6. Chris Ferguson – Former world champion, multiple bracelet winner, iconic figure, and notable character. But all I have to say is two words – Black Friday. Will the voters look by that?
5. Ted Forrest – Noted cash game player, tournament champion, WSOP bracelet holder, he hits all the buttons. But, once again, the “what have you done for me lately” bug rises up.
4. Michael Mizrachi – There are many that will say I have ‘The Grinder’ ranked too high. What else would you do with a player who has won three $50,000 Poker Players’ Championships, multiple World Poker Tour victories, and battled the best the game has to offer? There might be some criticism that all of his success seems to have come from the tournament circuit, but that is the way the game is judged nowadays. Don’t fault the player, fault the game.
3. Eli Elezra – If a player is going to be inducted, it is going to be Elezra. Besides the fact that he still actively plays against many of those in the Poker Hall of Fame (who will be doing the voting), he has actually gone around the world plying the trade of a professional poker player. Toss on four WSOP bracelets and a WPT title, plus covering the “longevity” issue, and Elezra has the best credentials of a player for induction.

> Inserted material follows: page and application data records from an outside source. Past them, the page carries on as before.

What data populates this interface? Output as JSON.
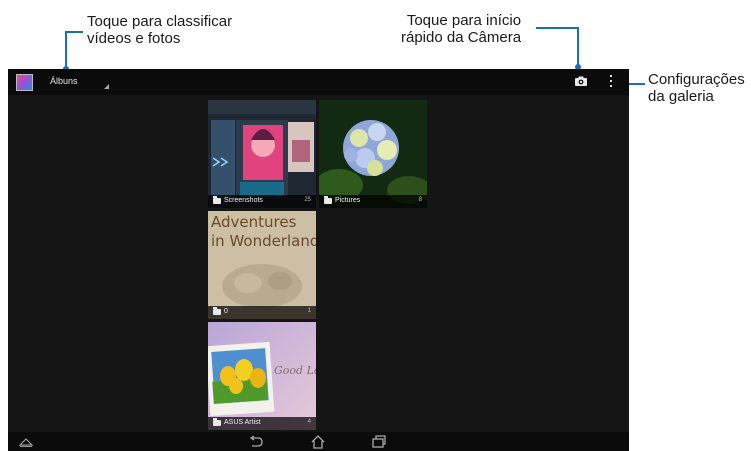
{
  "callouts": {
    "sort": "Toque para classificar\nvídeos e fotos",
    "camera": "Toque para início\nrápido da Câmera",
    "settings": "Configurações\nda galeria"
  },
  "actionbar": {
    "title": "Álbuns"
  },
  "albums": [
    {
      "name": "Screenshots",
      "count": "25"
    },
    {
      "name": "Pictures",
      "count": "8"
    },
    {
      "name": "0",
      "count": "1",
      "cover_text": "Adventures\nin Wonderland"
    },
    {
      "name": "ASUS Artist",
      "count": "4",
      "cover_text": "Good Lo"
    }
  ],
  "colors": {
    "callout_line": "#1b6fb3",
    "screen_bg": "#151515",
    "bar_bg": "#0b0b0b"
  },
  "icons": {
    "camera": "camera-icon",
    "menu": "overflow-menu-icon",
    "back": "back-icon",
    "home": "home-icon",
    "recents": "recent-apps-icon"
  }
}
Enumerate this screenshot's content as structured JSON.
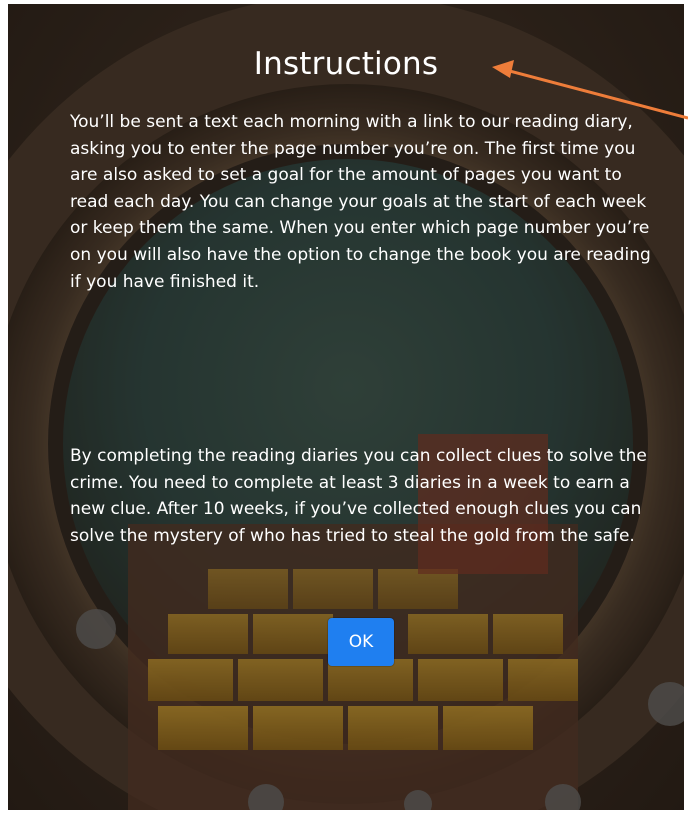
{
  "dialog": {
    "title": "Instructions",
    "paragraphs": [
      "You’ll be sent a text each morning with a link to our reading diary, asking you to enter the page number you’re on. The first time you are also asked to set a goal for the amount of pages you want to read each day. You can change your goals at the start of each week or keep them the same. When you enter which page number you’re on you will also have the option to change the book you are reading if you have finished it.",
      "By completing the reading diaries you can collect clues to solve the crime. You need to complete at least 3 diaries in a week to earn a new clue. After 10 weeks, if you’ve collected enough clues you can solve the mystery of who has tried to steal the gold from the safe."
    ],
    "ok_label": "OK"
  },
  "colors": {
    "button": "#1f7ff0",
    "annotation_arrow": "#ee7d3a",
    "text": "#ffffff",
    "background": "#3d2f25"
  },
  "icons": {
    "annotation": "arrow-left-icon",
    "background": "vault-door-gold-illustration"
  }
}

And we’re going to cheat for the #1 pick – both of these men should be inducted (and it is why they should EXPAND the induction classes instead of REDUCING them).

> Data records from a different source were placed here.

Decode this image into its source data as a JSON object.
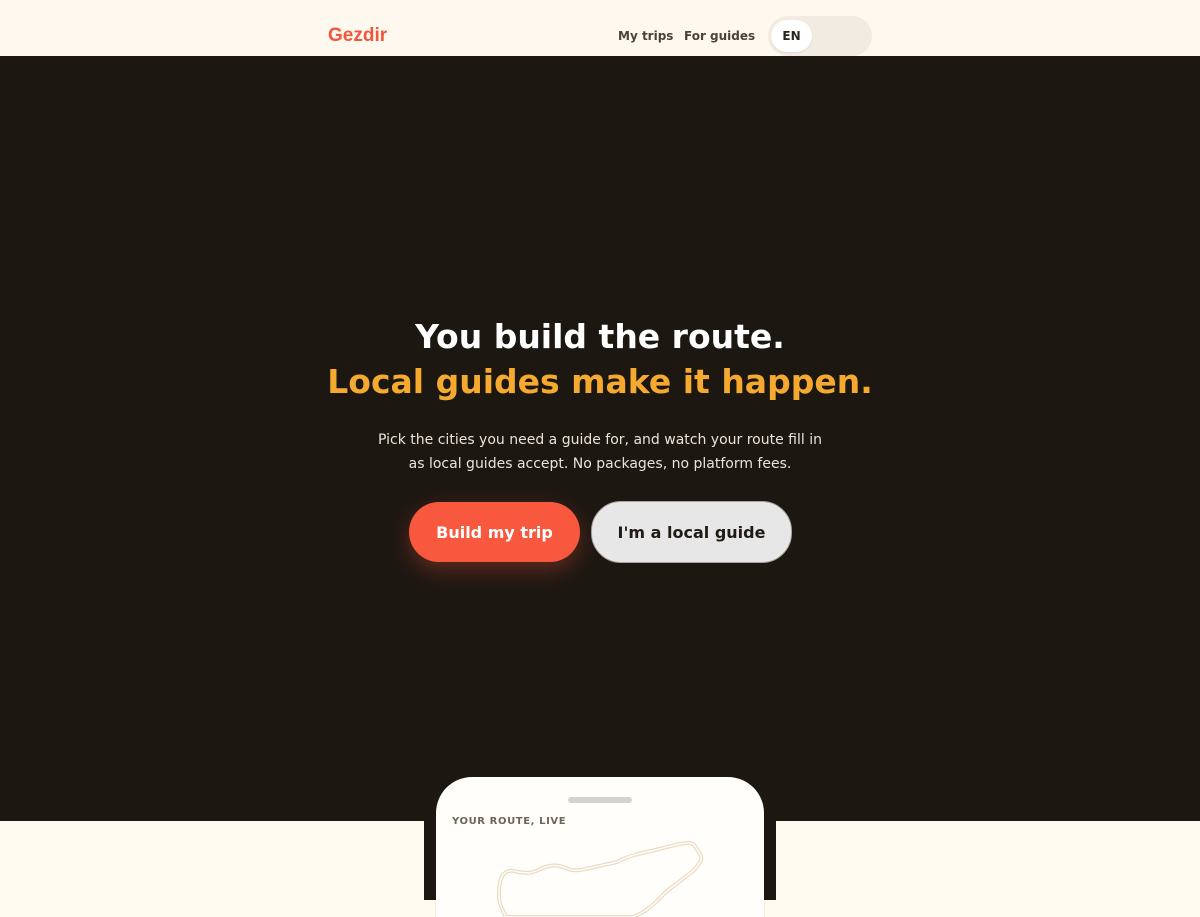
{
  "nav": {
    "brand": "Gezdir",
    "links": [
      "My trips",
      "For guides"
    ],
    "language": "EN"
  },
  "hero": {
    "headline_line1": "You build the route.",
    "headline_line2": "Local guides make it happen.",
    "subtext": "Pick the cities you need a guide for, and watch your route fill in as local guides accept. No packages, no platform fees.",
    "primary_button": "Build my trip",
    "secondary_button": "I'm a local guide"
  },
  "preview": {
    "label": "YOUR ROUTE, LIVE"
  },
  "colors": {
    "brand": "#f1553b",
    "hero_background": "#1d1712",
    "accent_text": "#f5aa2f",
    "primary_button": "#f8583d",
    "secondary_button": "#e7e7e8",
    "page_background": "#fffaf0"
  },
  "icons": {
    "route_map": "turkey-map-outline"
  }
}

1. Isai Scheinberg AND Matt Savage – Simply put, if Isai Scheinberg does not create PokerStars, then there’s millions of people who do not become poker players, either recreationally or professionally. That is introducing an innovation that changes the game – which is the criteria for a non-playing induction. Savage, for his part, has innovated tremendously in the world of tournament poker, been at the helm of the two major tournament organizations in existence today (the WSOP and WPT), and created the Tournament Directors Association in an effort to codify tournament poker rules worldwide. Once again, THAT is innovation that changes the game.
The decision is now in the hands of the 32 men and women who are sitting members of the Poker Hall of Fame (another bad move by the WSOP was eliminating the voting membership of the media, who can fairly weigh the candidates). Each member will receive ten votes, which they can hand out in any manner they feel appropriate. By the end of October, the votes will be collected and counted, and the next member of the Poker Hall of Fame will be named. That person will be inducted during ceremonies on November 17, during the play of the WSOP Championship Event final table and during the Hall of Fame Bounty Tournament, which will be going on opposite the Championship Event.